A point of confusion for many people is the difference between TLS and SSL certificates. It’s an understandable confusion, especially when you consider the fact that in 2020, SSL certificates actually work by using the TLS protocol. What exactly does all that mean?
In February 2020, Apple announced that they would be limiting the allowed lifetime of SSL certificates in their Safari browser from September 1st 2020. The new allowed validity period will be 398 days, which basically amounts to a one-year certificate.
A common myth is that an SSL certificate will completely secure your website. This is not the case. While an SSL certificate will certainly help make your website a more secure place to visit, there is far more you need to do to protect your site beyond enabling HTTPS.

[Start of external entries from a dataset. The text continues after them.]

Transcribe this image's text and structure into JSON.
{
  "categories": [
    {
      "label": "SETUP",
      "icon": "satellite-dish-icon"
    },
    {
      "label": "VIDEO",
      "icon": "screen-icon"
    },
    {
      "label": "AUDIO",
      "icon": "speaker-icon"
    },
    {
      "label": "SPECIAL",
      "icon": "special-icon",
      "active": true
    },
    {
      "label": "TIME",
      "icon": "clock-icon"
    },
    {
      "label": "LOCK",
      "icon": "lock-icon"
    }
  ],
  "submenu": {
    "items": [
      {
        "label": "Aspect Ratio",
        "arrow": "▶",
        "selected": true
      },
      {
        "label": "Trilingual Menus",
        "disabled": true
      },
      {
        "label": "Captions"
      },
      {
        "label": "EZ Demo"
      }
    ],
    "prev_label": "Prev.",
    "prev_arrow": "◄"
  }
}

These days, SSL certificates are widely regarded as essential for websites to make them more secure. Not only do website owners know this, but general Internet users do too. However, although SSL certificates have become such a given across the web, many people probably aren’t aware of the origin story of these powerful digital certificates.
The unfortunate reality of being an Internet user is that you must be constantly vigilant. Cybercriminals are becoming more sophisticated by the minute, continually coming up with new methods to trick users into handing over their personal information. Phishing is one of them.
Certificate Transparency is a framework created by Google that helps verify whether an SSL certificate is real and valid, or fake, forged, or otherwise maliciously acquired. In this blog post, we’ll give a brief overview of why the system was created, how it works, and what it means for you.